Brief:
An exact copy of the data is needed, one that excludes all pictures.

Information provided:
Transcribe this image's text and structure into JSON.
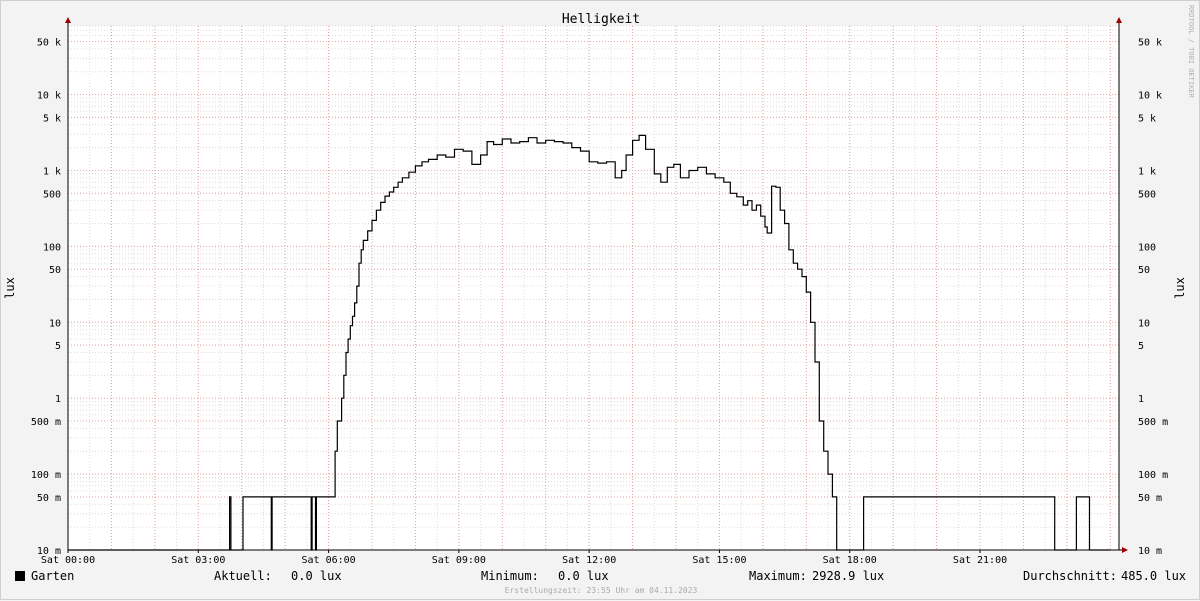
{
  "chart_data": {
    "type": "line",
    "title": "Helligkeit",
    "ylabel_left": "lux",
    "ylabel_right": "lux",
    "y_scale": "log",
    "ylim": [
      0.01,
      80000
    ],
    "xlim": [
      0,
      24.2
    ],
    "grid": true,
    "y_ticks": [
      {
        "value": 0.01,
        "label": "10 m"
      },
      {
        "value": 0.05,
        "label": "50 m"
      },
      {
        "value": 0.1,
        "label": "100 m"
      },
      {
        "value": 0.5,
        "label": "500 m"
      },
      {
        "value": 1,
        "label": "1"
      },
      {
        "value": 5,
        "label": "5"
      },
      {
        "value": 10,
        "label": "10"
      },
      {
        "value": 50,
        "label": "50"
      },
      {
        "value": 100,
        "label": "100"
      },
      {
        "value": 500,
        "label": "500"
      },
      {
        "value": 1000,
        "label": "1 k"
      },
      {
        "value": 5000,
        "label": "5 k"
      },
      {
        "value": 10000,
        "label": "10 k"
      },
      {
        "value": 50000,
        "label": "50 k"
      }
    ],
    "x_ticks": [
      {
        "value": 0,
        "label": "Sat 00:00"
      },
      {
        "value": 3,
        "label": "Sat 03:00"
      },
      {
        "value": 6,
        "label": "Sat 06:00"
      },
      {
        "value": 9,
        "label": "Sat 09:00"
      },
      {
        "value": 12,
        "label": "Sat 12:00"
      },
      {
        "value": 15,
        "label": "Sat 15:00"
      },
      {
        "value": 18,
        "label": "Sat 18:00"
      },
      {
        "value": 21,
        "label": "Sat 21:00"
      }
    ],
    "series": [
      {
        "name": "Garten",
        "color": "#000000",
        "x": [
          0,
          3.72,
          3.75,
          3.78,
          4.03,
          4.05,
          4.68,
          4.7,
          4.79,
          4.81,
          5.6,
          5.62,
          5.7,
          5.72,
          6.02,
          6.04,
          6.15,
          6.2,
          6.3,
          6.35,
          6.4,
          6.45,
          6.5,
          6.55,
          6.6,
          6.65,
          6.7,
          6.75,
          6.8,
          6.9,
          7.0,
          7.1,
          7.2,
          7.3,
          7.4,
          7.5,
          7.6,
          7.7,
          7.85,
          8.0,
          8.15,
          8.3,
          8.5,
          8.7,
          8.9,
          9.1,
          9.3,
          9.5,
          9.65,
          9.8,
          10.0,
          10.2,
          10.4,
          10.6,
          10.8,
          11.0,
          11.2,
          11.4,
          11.6,
          11.8,
          12.0,
          12.2,
          12.4,
          12.6,
          12.75,
          12.85,
          13.0,
          13.15,
          13.3,
          13.5,
          13.65,
          13.8,
          13.95,
          14.1,
          14.3,
          14.5,
          14.7,
          14.9,
          15.1,
          15.25,
          15.4,
          15.55,
          15.65,
          15.75,
          15.85,
          15.95,
          16.05,
          16.1,
          16.2,
          16.3,
          16.4,
          16.5,
          16.6,
          16.7,
          16.8,
          16.9,
          17.0,
          17.1,
          17.2,
          17.3,
          17.4,
          17.5,
          17.6,
          17.7,
          17.8,
          17.9,
          18.3,
          18.32,
          22.7,
          22.72,
          23.2,
          23.22,
          23.5,
          23.52,
          24.0
        ],
        "y": [
          0.01,
          0.05,
          0.01,
          0.01,
          0.05,
          0.05,
          0.01,
          0.05,
          0.05,
          0.05,
          0.01,
          0.05,
          0.01,
          0.05,
          0.05,
          0.05,
          0.2,
          0.5,
          1,
          2,
          4,
          6,
          9,
          12,
          18,
          30,
          60,
          90,
          120,
          160,
          220,
          300,
          380,
          460,
          520,
          600,
          700,
          800,
          950,
          1150,
          1300,
          1400,
          1600,
          1500,
          1900,
          1800,
          1200,
          1600,
          2400,
          2200,
          2600,
          2300,
          2400,
          2700,
          2300,
          2500,
          2400,
          2300,
          2000,
          1800,
          1300,
          1250,
          1300,
          800,
          1000,
          1600,
          2500,
          2900,
          1900,
          900,
          700,
          1100,
          1200,
          800,
          1000,
          1100,
          900,
          800,
          700,
          500,
          450,
          350,
          400,
          300,
          350,
          250,
          180,
          150,
          620,
          600,
          300,
          200,
          90,
          60,
          50,
          40,
          25,
          10,
          3,
          0.5,
          0.2,
          0.1,
          0.05,
          0.01,
          0.01,
          0.01,
          0.01,
          0.05,
          0.05,
          0.01,
          0.01,
          0.05,
          0.05,
          0.01,
          0.01
        ]
      }
    ]
  },
  "legend": {
    "series_name": "Garten",
    "current_label": "Aktuell:",
    "current_value": "0.0 lux",
    "min_label": "Minimum:",
    "min_value": "0.0 lux",
    "max_label": "Maximum:",
    "max_value": "2928.9 lux",
    "avg_label": "Durchschnitt:",
    "avg_value": "485.0 lux"
  },
  "footer": "Erstellungszeit: 23:55 Uhr am 04.11.2023",
  "watermark": "RRDTOOL / TOBI OETIKER"
}
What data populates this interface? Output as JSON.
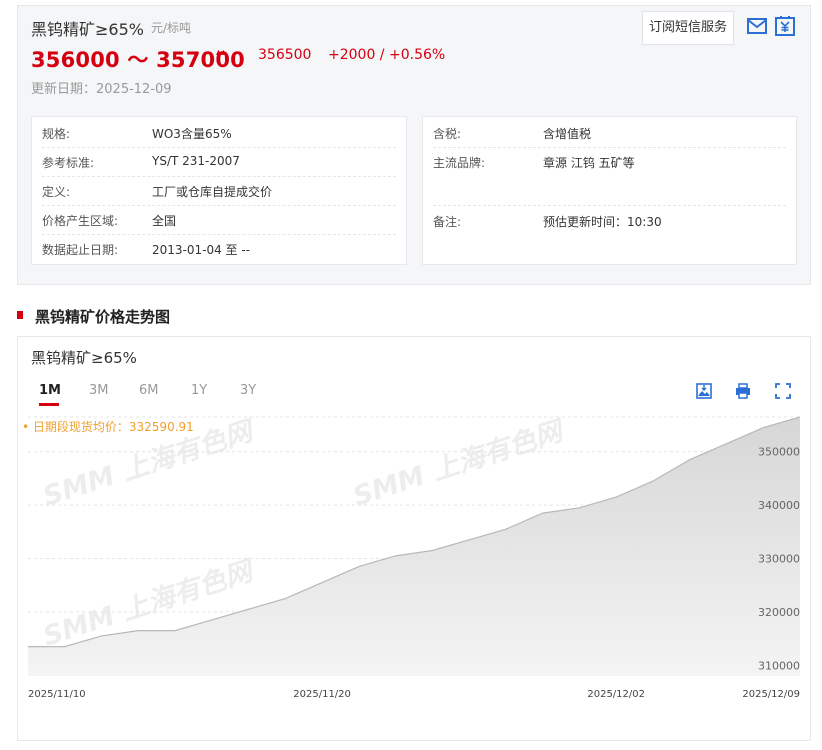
{
  "product": {
    "name": "黑钨精矿≥65%",
    "unit": "元/标吨",
    "price_range": "356000 ～ 357000",
    "avg_price": "356500",
    "change": "+2000  /  +0.56%",
    "update_date": "更新日期：2025-12-09",
    "subscribe_label": "订阅短信服务"
  },
  "specs_left": [
    {
      "label": "规格:",
      "value": "WO3含量65%"
    },
    {
      "label": "参考标准:",
      "value": "YS/T 231-2007"
    },
    {
      "label": "定义:",
      "value": "工厂或仓库自提成交价"
    },
    {
      "label": "价格产生区域:",
      "value": "全国"
    },
    {
      "label": "数据起止日期:",
      "value": "2013-01-04 至 --"
    }
  ],
  "specs_right": [
    {
      "label": "含税:",
      "value": "含增值税"
    },
    {
      "label": "主流品牌:",
      "value": "章源 江钨 五矿等"
    },
    {
      "label": "备注:",
      "value": "预估更新时间：10:30"
    }
  ],
  "section_title": "黑钨精矿价格走势图",
  "chart_panel": {
    "name": "黑钨精矿≥65%",
    "tabs": [
      "1M",
      "3M",
      "6M",
      "1Y",
      "3Y"
    ],
    "active_tab": "1M",
    "avg_note": "• 日期段现货均价：332590.91",
    "watermark": "SMM 上海有色网"
  },
  "colors": {
    "accent_red": "#d4000f",
    "note_orange": "#f0a030",
    "line": "#b8b8b8"
  },
  "chart_data": {
    "type": "area",
    "x": [
      "2025-11-10",
      "2025-11-11",
      "2025-11-12",
      "2025-11-13",
      "2025-11-14",
      "2025-11-17",
      "2025-11-18",
      "2025-11-19",
      "2025-11-20",
      "2025-11-21",
      "2025-11-24",
      "2025-11-25",
      "2025-11-26",
      "2025-11-27",
      "2025-11-28",
      "2025-12-01",
      "2025-12-02",
      "2025-12-03",
      "2025-12-04",
      "2025-12-05",
      "2025-12-08",
      "2025-12-09"
    ],
    "values": [
      313500,
      313500,
      315500,
      316500,
      316500,
      318500,
      320500,
      322500,
      325500,
      328500,
      330500,
      331500,
      333500,
      335500,
      338500,
      339500,
      341500,
      344500,
      348500,
      351500,
      354500,
      356500
    ],
    "x_tick_labels": [
      "2025/11/10",
      "2025/11/20",
      "2025/12/02",
      "2025/12/09"
    ],
    "x_tick_indices": [
      0,
      8,
      16,
      21
    ],
    "y_ticks": [
      310000,
      320000,
      330000,
      340000,
      350000
    ],
    "ylim": [
      308000,
      356500
    ],
    "grid": true,
    "legend": "none"
  }
}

Solution for this exercise:
Transcribe this image's text and structure into JSON.
{
  "chart_data": {
    "type": "line",
    "title": "Helligkeit",
    "ylabel_left": "lux",
    "ylabel_right": "lux",
    "y_scale": "log",
    "ylim": [
      0.01,
      80000
    ],
    "xlim": [
      0,
      24.2
    ],
    "grid": true,
    "y_ticks": [
      {
        "value": 0.01,
        "label": "10 m"
      },
      {
        "value": 0.05,
        "label": "50 m"
      },
      {
        "value": 0.1,
        "label": "100 m"
      },
      {
        "value": 0.5,
        "label": "500 m"
      },
      {
        "value": 1,
        "label": "1"
      },
      {
        "value": 5,
        "label": "5"
      },
      {
        "value": 10,
        "label": "10"
      },
      {
        "value": 50,
        "label": "50"
      },
      {
        "value": 100,
        "label": "100"
      },
      {
        "value": 500,
        "label": "500"
      },
      {
        "value": 1000,
        "label": "1 k"
      },
      {
        "value": 5000,
        "label": "5 k"
      },
      {
        "value": 10000,
        "label": "10 k"
      },
      {
        "value": 50000,
        "label": "50 k"
      }
    ],
    "x_ticks": [
      {
        "value": 0,
        "label": "Sat 00:00"
      },
      {
        "value": 3,
        "label": "Sat 03:00"
      },
      {
        "value": 6,
        "label": "Sat 06:00"
      },
      {
        "value": 9,
        "label": "Sat 09:00"
      },
      {
        "value": 12,
        "label": "Sat 12:00"
      },
      {
        "value": 15,
        "label": "Sat 15:00"
      },
      {
        "value": 18,
        "label": "Sat 18:00"
      },
      {
        "value": 21,
        "label": "Sat 21:00"
      }
    ],
    "series": [
      {
        "name": "Garten",
        "color": "#000000",
        "x": [
          0,
          3.72,
          3.75,
          3.78,
          4.03,
          4.05,
          4.68,
          4.7,
          4.79,
          4.81,
          5.6,
          5.62,
          5.7,
          5.72,
          6.02,
          6.04,
          6.15,
          6.2,
          6.3,
          6.35,
          6.4,
          6.45,
          6.5,
          6.55,
          6.6,
          6.65,
          6.7,
          6.75,
          6.8,
          6.9,
          7.0,
          7.1,
          7.2,
          7.3,
          7.4,
          7.5,
          7.6,
          7.7,
          7.85,
          8.0,
          8.15,
          8.3,
          8.5,
          8.7,
          8.9,
          9.1,
          9.3,
          9.5,
          9.65,
          9.8,
          10.0,
          10.2,
          10.4,
          10.6,
          10.8,
          11.0,
          11.2,
          11.4,
          11.6,
          11.8,
          12.0,
          12.2,
          12.4,
          12.6,
          12.75,
          12.85,
          13.0,
          13.15,
          13.3,
          13.5,
          13.65,
          13.8,
          13.95,
          14.1,
          14.3,
          14.5,
          14.7,
          14.9,
          15.1,
          15.25,
          15.4,
          15.55,
          15.65,
          15.75,
          15.85,
          15.95,
          16.05,
          16.1,
          16.2,
          16.3,
          16.4,
          16.5,
          16.6,
          16.7,
          16.8,
          16.9,
          17.0,
          17.1,
          17.2,
          17.3,
          17.4,
          17.5,
          17.6,
          17.7,
          17.8,
          17.9,
          18.3,
          18.32,
          22.7,
          22.72,
          23.2,
          23.22,
          23.5,
          23.52,
          24.0
        ],
        "y": [
          0.01,
          0.05,
          0.01,
          0.01,
          0.05,
          0.05,
          0.01,
          0.05,
          0.05,
          0.05,
          0.01,
          0.05,
          0.01,
          0.05,
          0.05,
          0.05,
          0.2,
          0.5,
          1,
          2,
          4,
          6,
          9,
          12,
          18,
          30,
          60,
          90,
          120,
          160,
          220,
          300,
          380,
          460,
          520,
          600,
          700,
          800,
          950,
          1150,
          1300,
          1400,
          1600,
          1500,
          1900,
          1800,
          1200,
          1600,
          2400,
          2200,
          2600,
          2300,
          2400,
          2700,
          2300,
          2500,
          2400,
          2300,
          2000,
          1800,
          1300,
          1250,
          1300,
          800,
          1000,
          1600,
          2500,
          2900,
          1900,
          900,
          700,
          1100,
          1200,
          800,
          1000,
          1100,
          900,
          800,
          700,
          500,
          450,
          350,
          400,
          300,
          350,
          250,
          180,
          150,
          620,
          600,
          300,
          200,
          90,
          60,
          50,
          40,
          25,
          10,
          3,
          0.5,
          0.2,
          0.1,
          0.05,
          0.01,
          0.01,
          0.01,
          0.01,
          0.05,
          0.05,
          0.01,
          0.01,
          0.05,
          0.05,
          0.01,
          0.01
        ]
      }
    ]
  },
  "legend": {
    "series_name": "Garten",
    "current_label": "Aktuell:",
    "current_value": "0.0 lux",
    "min_label": "Minimum:",
    "min_value": "0.0 lux",
    "max_label": "Maximum:",
    "max_value": "2928.9 lux",
    "avg_label": "Durchschnitt:",
    "avg_value": "485.0 lux"
  },
  "footer": "Erstellungszeit: 23:55 Uhr am 04.11.2023",
  "watermark": "RRDTOOL / TOBI OETIKER"
}
What data populates this interface? Output as JSON.
{
  "product": {
    "name": "黑钨精矿≥65%",
    "unit": "元/标吨",
    "price_range": "356000 ～ 357000",
    "avg_price": "356500",
    "change": "+2000  /  +0.56%",
    "update_date": "更新日期：2025-12-09",
    "subscribe_label": "订阅短信服务"
  },
  "specs_left": [
    {
      "label": "规格:",
      "value": "WO3含量65%"
    },
    {
      "label": "参考标准:",
      "value": "YS/T 231-2007"
    },
    {
      "label": "定义:",
      "value": "工厂或仓库自提成交价"
    },
    {
      "label": "价格产生区域:",
      "value": "全国"
    },
    {
      "label": "数据起止日期:",
      "value": "2013-01-04 至 --"
    }
  ],
  "specs_right": [
    {
      "label": "含税:",
      "value": "含增值税"
    },
    {
      "label": "主流品牌:",
      "value": "章源 江钨 五矿等"
    },
    {
      "label": "备注:",
      "value": "预估更新时间：10:30"
    }
  ],
  "section_title": "黑钨精矿价格走势图",
  "chart_panel": {
    "name": "黑钨精矿≥65%",
    "tabs": [
      "1M",
      "3M",
      "6M",
      "1Y",
      "3Y"
    ],
    "active_tab": "1M",
    "avg_note": "• 日期段现货均价：332590.91",
    "watermark": "SMM 上海有色网"
  },
  "colors": {
    "accent_red": "#d4000f",
    "note_orange": "#f0a030",
    "line": "#b8b8b8"
  },
  "chart_data": {
    "type": "area",
    "x": [
      "2025-11-10",
      "2025-11-11",
      "2025-11-12",
      "2025-11-13",
      "2025-11-14",
      "2025-11-17",
      "2025-11-18",
      "2025-11-19",
      "2025-11-20",
      "2025-11-21",
      "2025-11-24",
      "2025-11-25",
      "2025-11-26",
      "2025-11-27",
      "2025-11-28",
      "2025-12-01",
      "2025-12-02",
      "2025-12-03",
      "2025-12-04",
      "2025-12-05",
      "2025-12-08",
      "2025-12-09"
    ],
    "values": [
      313500,
      313500,
      315500,
      316500,
      316500,
      318500,
      320500,
      322500,
      325500,
      328500,
      330500,
      331500,
      333500,
      335500,
      338500,
      339500,
      341500,
      344500,
      348500,
      351500,
      354500,
      356500
    ],
    "x_tick_labels": [
      "2025/11/10",
      "2025/11/20",
      "2025/12/02",
      "2025/12/09"
    ],
    "x_tick_indices": [
      0,
      8,
      16,
      21
    ],
    "y_ticks": [
      310000,
      320000,
      330000,
      340000,
      350000
    ],
    "ylim": [
      308000,
      356500
    ],
    "grid": true,
    "legend": "none"
  }
}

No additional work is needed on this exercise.